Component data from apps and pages
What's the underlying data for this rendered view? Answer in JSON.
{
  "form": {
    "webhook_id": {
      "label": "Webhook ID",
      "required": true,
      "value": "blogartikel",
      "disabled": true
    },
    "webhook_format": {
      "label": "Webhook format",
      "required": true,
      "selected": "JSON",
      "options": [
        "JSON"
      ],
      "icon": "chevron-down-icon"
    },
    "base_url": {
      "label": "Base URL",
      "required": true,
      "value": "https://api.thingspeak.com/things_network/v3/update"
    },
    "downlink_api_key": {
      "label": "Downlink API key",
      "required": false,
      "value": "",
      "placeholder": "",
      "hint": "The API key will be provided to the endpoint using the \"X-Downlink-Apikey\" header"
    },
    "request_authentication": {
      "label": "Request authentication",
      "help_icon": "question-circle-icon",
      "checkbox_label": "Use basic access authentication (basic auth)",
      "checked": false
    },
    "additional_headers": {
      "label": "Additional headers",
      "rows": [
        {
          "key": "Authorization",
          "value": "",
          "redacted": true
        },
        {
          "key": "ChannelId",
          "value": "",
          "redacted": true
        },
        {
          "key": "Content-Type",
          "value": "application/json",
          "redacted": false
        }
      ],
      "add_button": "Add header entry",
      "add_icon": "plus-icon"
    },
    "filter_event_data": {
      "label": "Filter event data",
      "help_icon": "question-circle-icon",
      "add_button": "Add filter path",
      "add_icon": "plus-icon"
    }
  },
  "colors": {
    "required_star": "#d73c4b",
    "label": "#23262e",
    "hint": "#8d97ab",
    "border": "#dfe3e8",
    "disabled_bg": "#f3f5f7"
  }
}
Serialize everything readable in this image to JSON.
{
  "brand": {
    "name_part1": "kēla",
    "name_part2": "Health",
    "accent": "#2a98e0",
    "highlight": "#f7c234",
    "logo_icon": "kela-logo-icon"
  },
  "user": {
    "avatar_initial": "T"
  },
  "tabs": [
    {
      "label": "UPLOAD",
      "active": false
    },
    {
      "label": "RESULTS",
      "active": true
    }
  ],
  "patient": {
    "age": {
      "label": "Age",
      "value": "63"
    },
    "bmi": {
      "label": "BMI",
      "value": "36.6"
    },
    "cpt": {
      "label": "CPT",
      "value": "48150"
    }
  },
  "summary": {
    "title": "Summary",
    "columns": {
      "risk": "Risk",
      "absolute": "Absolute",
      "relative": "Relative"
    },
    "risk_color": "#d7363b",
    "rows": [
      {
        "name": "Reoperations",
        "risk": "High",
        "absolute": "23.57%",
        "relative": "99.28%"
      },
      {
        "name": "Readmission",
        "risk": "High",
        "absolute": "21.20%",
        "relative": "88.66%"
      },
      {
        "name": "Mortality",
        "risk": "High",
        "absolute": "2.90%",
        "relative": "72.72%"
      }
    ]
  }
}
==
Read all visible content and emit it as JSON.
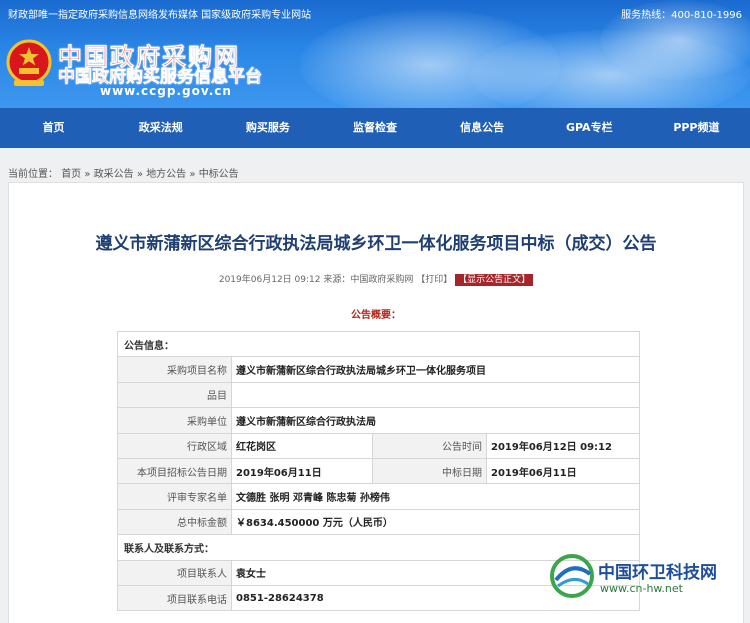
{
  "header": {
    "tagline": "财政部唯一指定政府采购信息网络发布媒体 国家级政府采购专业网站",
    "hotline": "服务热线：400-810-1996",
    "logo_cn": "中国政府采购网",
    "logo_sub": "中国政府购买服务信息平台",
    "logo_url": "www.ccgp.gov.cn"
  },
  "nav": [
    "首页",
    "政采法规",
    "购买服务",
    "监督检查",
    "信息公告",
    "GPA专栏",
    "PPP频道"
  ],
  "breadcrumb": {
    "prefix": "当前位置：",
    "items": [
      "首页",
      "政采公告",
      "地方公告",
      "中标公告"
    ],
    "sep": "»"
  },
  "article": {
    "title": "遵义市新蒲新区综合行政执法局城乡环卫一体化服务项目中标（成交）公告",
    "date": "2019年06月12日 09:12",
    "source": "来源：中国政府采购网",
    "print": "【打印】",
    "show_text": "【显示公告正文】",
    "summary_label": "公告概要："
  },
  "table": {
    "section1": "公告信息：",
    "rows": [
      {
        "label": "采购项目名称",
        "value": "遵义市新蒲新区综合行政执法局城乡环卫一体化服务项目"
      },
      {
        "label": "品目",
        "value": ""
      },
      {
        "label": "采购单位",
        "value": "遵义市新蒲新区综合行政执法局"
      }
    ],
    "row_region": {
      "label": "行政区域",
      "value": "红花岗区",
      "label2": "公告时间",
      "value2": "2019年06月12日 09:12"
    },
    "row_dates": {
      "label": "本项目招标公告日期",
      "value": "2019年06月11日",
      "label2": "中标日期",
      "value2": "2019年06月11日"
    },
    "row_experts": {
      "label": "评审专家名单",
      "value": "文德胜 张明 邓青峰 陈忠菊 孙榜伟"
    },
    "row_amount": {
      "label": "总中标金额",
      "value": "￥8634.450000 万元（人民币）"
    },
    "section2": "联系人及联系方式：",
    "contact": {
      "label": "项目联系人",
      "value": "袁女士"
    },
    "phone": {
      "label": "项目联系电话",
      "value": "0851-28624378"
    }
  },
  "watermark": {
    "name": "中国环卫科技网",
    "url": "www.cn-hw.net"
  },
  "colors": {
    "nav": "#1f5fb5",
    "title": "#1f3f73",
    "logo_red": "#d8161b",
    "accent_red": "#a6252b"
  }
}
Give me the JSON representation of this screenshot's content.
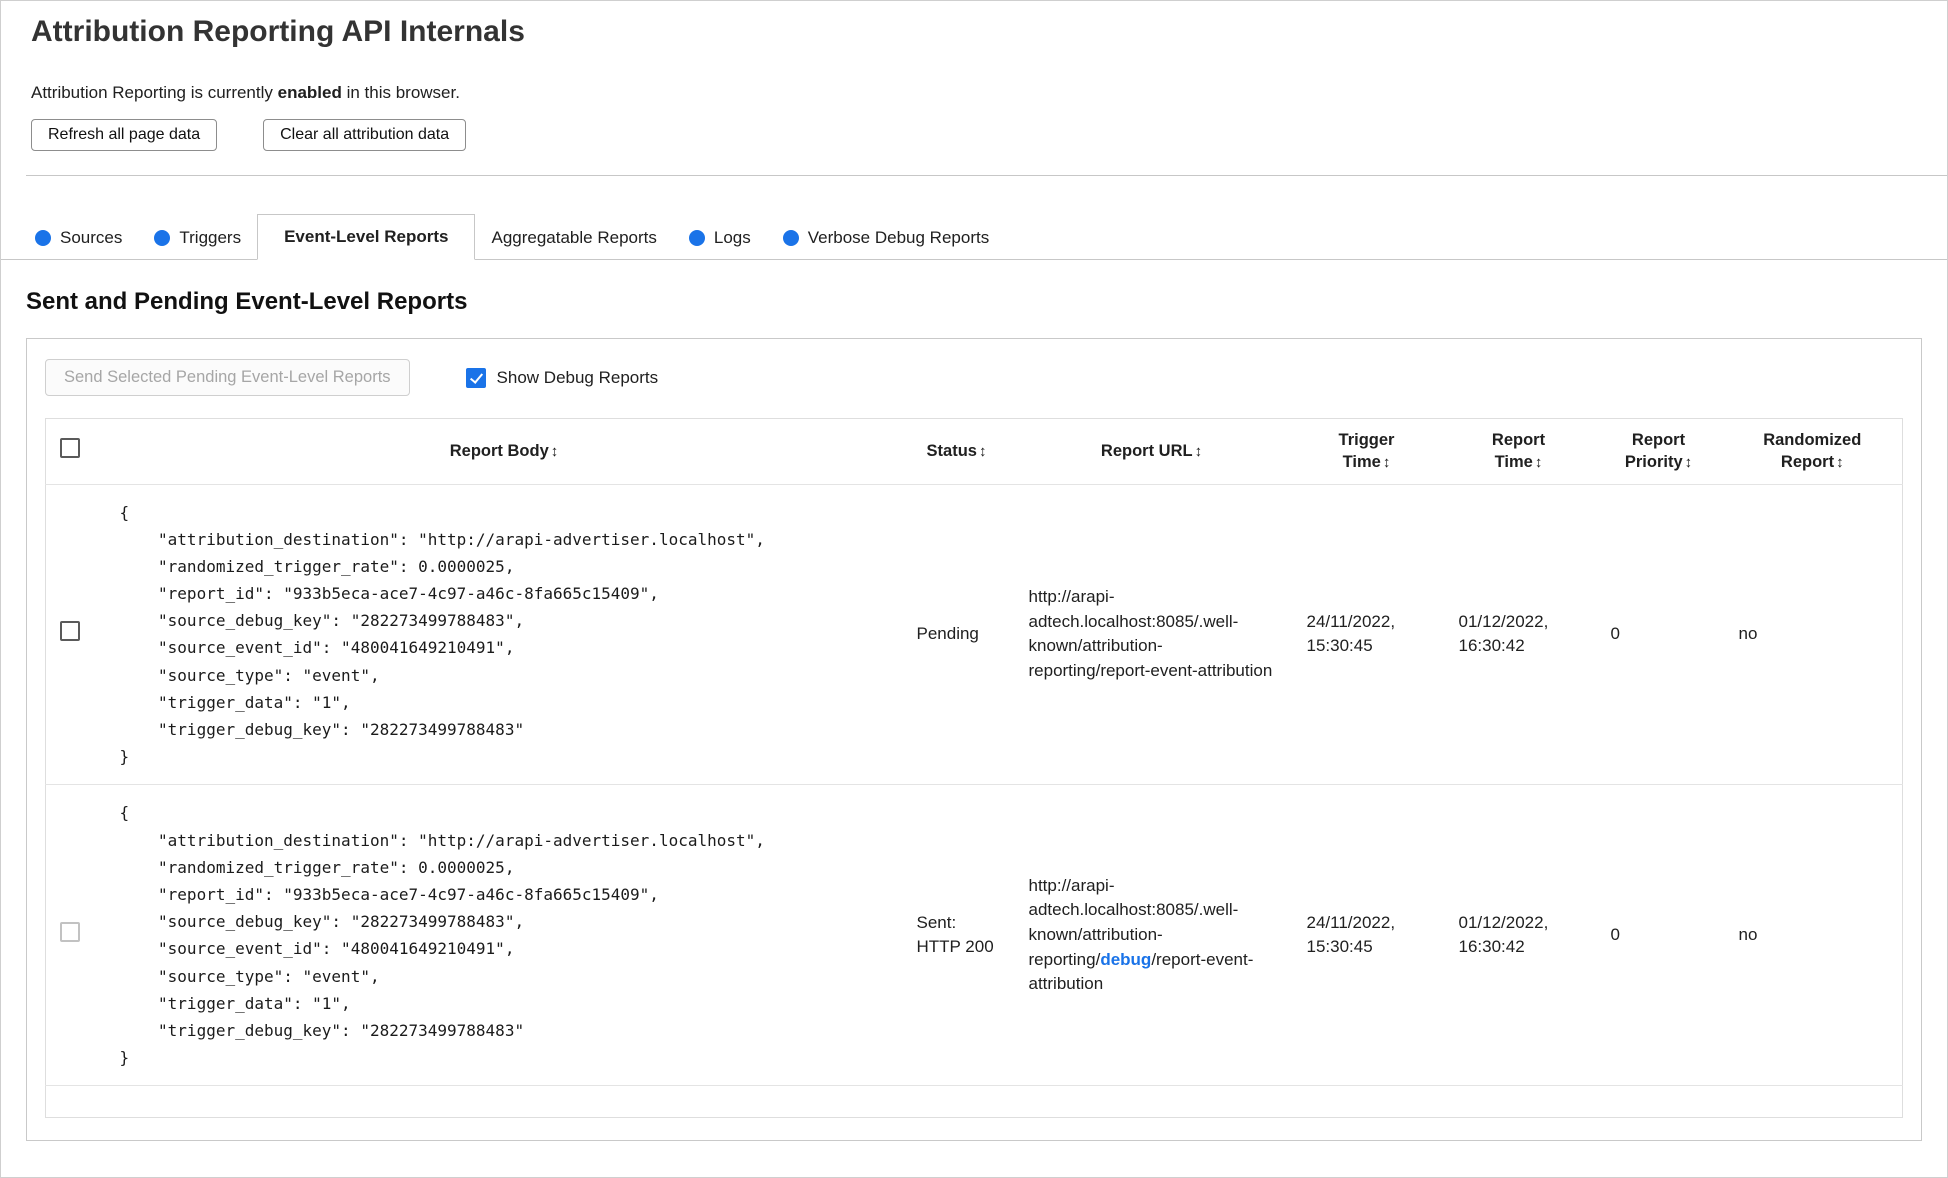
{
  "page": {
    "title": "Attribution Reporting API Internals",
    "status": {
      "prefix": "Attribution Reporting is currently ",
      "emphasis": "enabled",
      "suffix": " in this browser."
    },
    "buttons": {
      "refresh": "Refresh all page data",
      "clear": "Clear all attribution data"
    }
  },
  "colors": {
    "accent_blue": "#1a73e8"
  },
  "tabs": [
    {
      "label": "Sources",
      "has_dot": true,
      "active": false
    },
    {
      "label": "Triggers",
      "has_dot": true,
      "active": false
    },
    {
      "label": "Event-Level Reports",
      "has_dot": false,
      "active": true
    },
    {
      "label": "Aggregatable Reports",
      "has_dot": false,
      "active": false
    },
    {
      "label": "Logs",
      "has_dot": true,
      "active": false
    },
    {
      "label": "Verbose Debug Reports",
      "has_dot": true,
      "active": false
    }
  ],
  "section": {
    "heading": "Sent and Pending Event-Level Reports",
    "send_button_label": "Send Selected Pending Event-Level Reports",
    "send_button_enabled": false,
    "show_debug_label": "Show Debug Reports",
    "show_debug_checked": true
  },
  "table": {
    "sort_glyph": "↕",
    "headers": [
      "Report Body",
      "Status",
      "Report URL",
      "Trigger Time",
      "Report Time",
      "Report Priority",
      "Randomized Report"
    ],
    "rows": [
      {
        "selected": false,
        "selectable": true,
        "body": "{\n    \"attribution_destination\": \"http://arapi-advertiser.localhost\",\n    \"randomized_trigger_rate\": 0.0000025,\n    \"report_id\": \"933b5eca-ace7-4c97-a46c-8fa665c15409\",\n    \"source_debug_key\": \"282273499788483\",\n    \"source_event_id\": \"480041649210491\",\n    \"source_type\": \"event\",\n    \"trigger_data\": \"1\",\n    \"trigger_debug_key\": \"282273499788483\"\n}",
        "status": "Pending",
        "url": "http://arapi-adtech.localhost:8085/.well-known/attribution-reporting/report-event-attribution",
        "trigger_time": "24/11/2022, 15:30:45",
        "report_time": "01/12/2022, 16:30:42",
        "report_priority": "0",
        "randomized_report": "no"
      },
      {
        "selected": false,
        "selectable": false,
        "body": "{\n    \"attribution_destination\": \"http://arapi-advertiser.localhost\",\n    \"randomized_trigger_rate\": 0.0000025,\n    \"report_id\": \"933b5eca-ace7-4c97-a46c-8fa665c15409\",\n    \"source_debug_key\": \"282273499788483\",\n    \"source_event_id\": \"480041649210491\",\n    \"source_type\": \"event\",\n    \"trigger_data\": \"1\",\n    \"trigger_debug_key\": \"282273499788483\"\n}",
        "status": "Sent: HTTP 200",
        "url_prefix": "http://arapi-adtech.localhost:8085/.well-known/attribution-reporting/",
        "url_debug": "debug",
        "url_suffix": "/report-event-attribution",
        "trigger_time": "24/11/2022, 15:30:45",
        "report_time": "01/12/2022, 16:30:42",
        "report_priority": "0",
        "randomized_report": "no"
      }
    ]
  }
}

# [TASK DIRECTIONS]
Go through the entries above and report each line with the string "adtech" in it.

# [RESPONSE FOR THIS EXERCISE]
        "url": "http://arapi-adtech.localhost:8085/.well-known/attribution-reporting/report-event-attribution",
        "url_prefix": "http://arapi-adtech.localhost:8085/.well-known/attribution-reporting/",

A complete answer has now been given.